A larval tick has six legs. After it has been alive for a little while and has fed on its first host, it molts and finds itself with eight. This is another detail about the life of a tick that I haven’t found very much research on. Most articles and dictionary entries mention the appearance of these extra appendages like it’s no big deal, despite their apparent importance. A tick seeks its host through an action called “questing,” where it climbs a blade of glass and extends its front legs. And although I have no confirmation, I think that it must be the “extra” two legs that the tick puts to this use. Because what would be the purpose of getting more legs just like the rest when it has already been living for some time? The seventh and eighth leg must do more than provide the same balance and support as the other six. Otherwise, I would think that the larva would have all eight of its legs upon hatching. The tick has to work for these special legs. It has to bite, suck, detach and molt. The questing legs must be earned.
As an adult, the tick can climb blades of grass around three feet high. They do not drop from trees, or jump, but rather, they cling to their grasses with a couple of legs outstretched, and they wait.
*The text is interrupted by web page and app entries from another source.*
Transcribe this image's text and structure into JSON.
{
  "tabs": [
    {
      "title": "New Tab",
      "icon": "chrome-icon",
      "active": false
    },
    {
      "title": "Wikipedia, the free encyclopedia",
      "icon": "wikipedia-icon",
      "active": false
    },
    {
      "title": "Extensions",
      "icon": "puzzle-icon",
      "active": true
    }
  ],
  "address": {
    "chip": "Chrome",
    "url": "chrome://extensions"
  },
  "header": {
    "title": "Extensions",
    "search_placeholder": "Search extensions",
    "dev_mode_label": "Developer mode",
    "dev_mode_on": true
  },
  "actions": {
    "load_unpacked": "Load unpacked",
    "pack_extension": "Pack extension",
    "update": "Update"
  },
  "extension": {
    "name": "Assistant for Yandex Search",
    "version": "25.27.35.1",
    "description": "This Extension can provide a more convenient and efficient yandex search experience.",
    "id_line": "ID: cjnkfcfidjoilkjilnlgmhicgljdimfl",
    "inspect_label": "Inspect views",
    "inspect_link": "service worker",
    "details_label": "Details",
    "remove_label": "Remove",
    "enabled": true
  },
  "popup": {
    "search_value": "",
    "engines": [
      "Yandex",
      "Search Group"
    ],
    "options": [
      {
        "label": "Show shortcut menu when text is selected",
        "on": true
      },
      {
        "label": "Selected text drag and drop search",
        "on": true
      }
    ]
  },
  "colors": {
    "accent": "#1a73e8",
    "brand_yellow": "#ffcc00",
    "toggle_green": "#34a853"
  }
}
An adult tick can go without finding a host for up to three years. In cold weather, it finds a sheltered spot, hides under snow and frozen grass, and somehow manages to ignore its hunger and keep on waiting, to climb in the grass when the warmer weather returns. The legs hang out there, tasting the air, sniffing for signs of carbon dioxide and other chemicals that signal “mammal.” These legs tell them where to climb, which blade of grass will give them the best chance to catch a bite. And when a suitable animal passes by close enough, it picks up the tick like it might a dandelion seed or a burr.
It seems so elegant, the tick clinging to its blade of grass, reaching, waiting, almost like a fairy tale for the rescue, the happily ever after. The host comes along, Prince Charming, and provides everything that was lacking before. Unfortunately for those of us non-insects living just outside the enchanted forest, we can’t just sit around waiting for good things to come. This is called laziness when observed in human behavior. And even a happy ever after ending for the tick might mean Lyme Disease, Rocky Mountain Spotted Fever, paralysis, and other not-so-happy situations for their unfortunate hosts.